**AIM OF THE EXERCISE**
Word for word, repeat all of the entries below.

Stored entries
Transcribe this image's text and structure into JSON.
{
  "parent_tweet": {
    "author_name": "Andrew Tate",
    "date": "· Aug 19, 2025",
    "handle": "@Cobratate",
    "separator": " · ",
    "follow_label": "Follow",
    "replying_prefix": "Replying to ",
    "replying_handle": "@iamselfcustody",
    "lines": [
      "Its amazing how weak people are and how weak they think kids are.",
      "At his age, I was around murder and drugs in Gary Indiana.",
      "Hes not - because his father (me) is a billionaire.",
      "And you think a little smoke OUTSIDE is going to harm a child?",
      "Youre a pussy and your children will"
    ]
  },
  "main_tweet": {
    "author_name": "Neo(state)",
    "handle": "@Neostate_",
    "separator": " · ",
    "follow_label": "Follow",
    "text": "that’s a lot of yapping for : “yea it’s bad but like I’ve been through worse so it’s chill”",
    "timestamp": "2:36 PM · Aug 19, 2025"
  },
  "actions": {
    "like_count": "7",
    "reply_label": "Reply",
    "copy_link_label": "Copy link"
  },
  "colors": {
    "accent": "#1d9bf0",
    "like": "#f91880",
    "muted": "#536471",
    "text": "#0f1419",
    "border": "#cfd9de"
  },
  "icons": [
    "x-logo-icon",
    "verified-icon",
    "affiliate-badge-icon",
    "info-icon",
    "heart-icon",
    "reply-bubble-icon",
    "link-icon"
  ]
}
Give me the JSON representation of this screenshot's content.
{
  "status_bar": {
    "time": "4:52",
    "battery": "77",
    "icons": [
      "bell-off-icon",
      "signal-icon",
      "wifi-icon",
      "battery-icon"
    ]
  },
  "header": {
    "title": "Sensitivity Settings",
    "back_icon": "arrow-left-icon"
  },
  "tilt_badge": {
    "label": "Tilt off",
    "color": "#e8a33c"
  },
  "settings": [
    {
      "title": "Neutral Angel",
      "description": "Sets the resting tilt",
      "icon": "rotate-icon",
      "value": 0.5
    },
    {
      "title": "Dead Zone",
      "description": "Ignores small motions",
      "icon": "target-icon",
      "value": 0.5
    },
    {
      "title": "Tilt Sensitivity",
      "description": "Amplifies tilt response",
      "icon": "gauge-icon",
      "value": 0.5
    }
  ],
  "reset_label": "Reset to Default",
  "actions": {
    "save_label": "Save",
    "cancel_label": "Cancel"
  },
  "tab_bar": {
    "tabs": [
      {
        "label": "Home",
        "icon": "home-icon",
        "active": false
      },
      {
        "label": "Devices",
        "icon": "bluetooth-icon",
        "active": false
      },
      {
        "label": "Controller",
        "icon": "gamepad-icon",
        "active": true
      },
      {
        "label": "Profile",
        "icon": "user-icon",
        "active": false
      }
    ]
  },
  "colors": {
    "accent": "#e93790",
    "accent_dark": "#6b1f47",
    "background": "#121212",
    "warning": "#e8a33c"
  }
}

**TASK RESULT**
Transcribe this image's text and structure into JSON.
{
  "parent_tweet": {
    "author_name": "Andrew Tate",
    "date": "· Aug 19, 2025",
    "handle": "@Cobratate",
    "separator": " · ",
    "follow_label": "Follow",
    "replying_prefix": "Replying to ",
    "replying_handle": "@iamselfcustody",
    "lines": [
      "Its amazing how weak people are and how weak they think kids are.",
      "At his age, I was around murder and drugs in Gary Indiana.",
      "Hes not - because his father (me) is a billionaire.",
      "And you think a little smoke OUTSIDE is going to harm a child?",
      "Youre a pussy and your children will"
    ]
  },
  "main_tweet": {
    "author_name": "Neo(state)",
    "handle": "@Neostate_",
    "separator": " · ",
    "follow_label": "Follow",
    "text": "that’s a lot of yapping for : “yea it’s bad but like I’ve been through worse so it’s chill”",
    "timestamp": "2:36 PM · Aug 19, 2025"
  },
  "actions": {
    "like_count": "7",
    "reply_label": "Reply",
    "copy_link_label": "Copy link"
  },
  "colors": {
    "accent": "#1d9bf0",
    "like": "#f91880",
    "muted": "#536471",
    "text": "#0f1419",
    "border": "#cfd9de"
  },
  "icons": [
    "x-logo-icon",
    "verified-icon",
    "affiliate-badge-icon",
    "info-icon",
    "heart-icon",
    "reply-bubble-icon",
    "link-icon"
  ]
}
Give me the JSON representation of this screenshot's content.
{
  "status_bar": {
    "time": "4:52",
    "battery": "77",
    "icons": [
      "bell-off-icon",
      "signal-icon",
      "wifi-icon",
      "battery-icon"
    ]
  },
  "header": {
    "title": "Sensitivity Settings",
    "back_icon": "arrow-left-icon"
  },
  "tilt_badge": {
    "label": "Tilt off",
    "color": "#e8a33c"
  },
  "settings": [
    {
      "title": "Neutral Angel",
      "description": "Sets the resting tilt",
      "icon": "rotate-icon",
      "value": 0.5
    },
    {
      "title": "Dead Zone",
      "description": "Ignores small motions",
      "icon": "target-icon",
      "value": 0.5
    },
    {
      "title": "Tilt Sensitivity",
      "description": "Amplifies tilt response",
      "icon": "gauge-icon",
      "value": 0.5
    }
  ],
  "reset_label": "Reset to Default",
  "actions": {
    "save_label": "Save",
    "cancel_label": "Cancel"
  },
  "tab_bar": {
    "tabs": [
      {
        "label": "Home",
        "icon": "home-icon",
        "active": false
      },
      {
        "label": "Devices",
        "icon": "bluetooth-icon",
        "active": false
      },
      {
        "label": "Controller",
        "icon": "gamepad-icon",
        "active": true
      },
      {
        "label": "Profile",
        "icon": "user-icon",
        "active": false
      }
    ]
  },
  "colors": {
    "accent": "#e93790",
    "accent_dark": "#6b1f47",
    "background": "#121212",
    "warning": "#e8a33c"
  }
}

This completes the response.